Let’s say you wanted your 16-year-old son to get a part-time job last summer. He kept saying he was looking, but never put applications in anywhere and ended up sitting around the house. Now that the school year has started, he’s not getting his work done, and when he does, he somehow forgets to hand it in to the teacher. And what’s worse, the angrier you get, the more detached and flat he gets.
First, stop and ask yourself, “Is there any way I might be contributing to my child’s irresponsibility? Have I set myself up to be the nag, or am I over-functioning for him?” You’re taking the obligation off of him because you’re serving as a constant reminder about what he should be doing. This gets in the way of your child being able to hear his own voice. Now, instead of learning responsibility, he’s learning to function in reaction to you.

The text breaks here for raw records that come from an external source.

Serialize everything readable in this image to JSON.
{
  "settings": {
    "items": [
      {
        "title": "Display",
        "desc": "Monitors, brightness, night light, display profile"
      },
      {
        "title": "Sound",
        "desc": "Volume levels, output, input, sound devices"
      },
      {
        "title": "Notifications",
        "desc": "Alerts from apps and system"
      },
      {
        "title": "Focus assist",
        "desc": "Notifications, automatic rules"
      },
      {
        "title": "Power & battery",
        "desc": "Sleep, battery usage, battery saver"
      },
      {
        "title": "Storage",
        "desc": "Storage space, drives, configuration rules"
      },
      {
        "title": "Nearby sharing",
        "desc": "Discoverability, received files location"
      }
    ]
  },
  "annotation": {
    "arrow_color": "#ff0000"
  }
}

I think it’s more effective to determine what your bottom line is, and then give consequences when your child doesn’t do his job. Always go back to, “What’s my responsibility here, and what’s my child’s?” The consequence in the case listed above might be that your child has to do his school work in the living room and not in his bedroom, or that he can’t watch TV until his homework is done for the evening.
3. What does my child need? Understand that kids with ADHD, ADD or other learning disabilities may need a different kind of guidance from parents. Perhaps they often forget homework at school or neglect to hand it in, even when they’ve done it. If this is the situation in your family, your job is to help your child create a structure for himself. You will likely have to stay more involved and check in more often. Another thing to ask yourself is, “What does this child need?” Not, “What do my kids need,” but “What does this particular kid need?” And then determine what your responsibilities are and aren’t.
It might be that you have to help your child design a chart to keep track of what he has to do. But he should then be in charge of putting a check next to those things when they get done.
4. Know when you’re in your child’s box. Most of the time we’re not necessarily aware that we have crossed boundaries. There are usually signs that you have stepped into your child’s box. It might be when you’re feeling frazzled, at the end of your rope, and frustrated. On the other hand, when you feel calm and engaged in your own interests, that may indicate that you’re in your own box. Know what the triggers are that cause you to jump from your box to his. Try to increase your awareness of yourself.
Most of us think we’re teaching our kids responsibility. But truth be told, we’re really preaching it. And guess what? This only creates more dependency. Dependency in relationships doesn’t encourage kids to be responsible for themselves—quite the opposite, in fact. The more you act in ways that respect your own values and principles, the more you will promote the necessary emotional separateness between yourself and your child. Why is this important? The more emotionally separate you are, the freer your child is to see you more clearly, with all your strengths and weaknesses—which allows him to see himself more clearly. You’re no longer in his box or in his head, telling him what to do all the time. And the more clearly or objectively your child sees himself and others and acts on that awareness, the more responsible for himself he can become.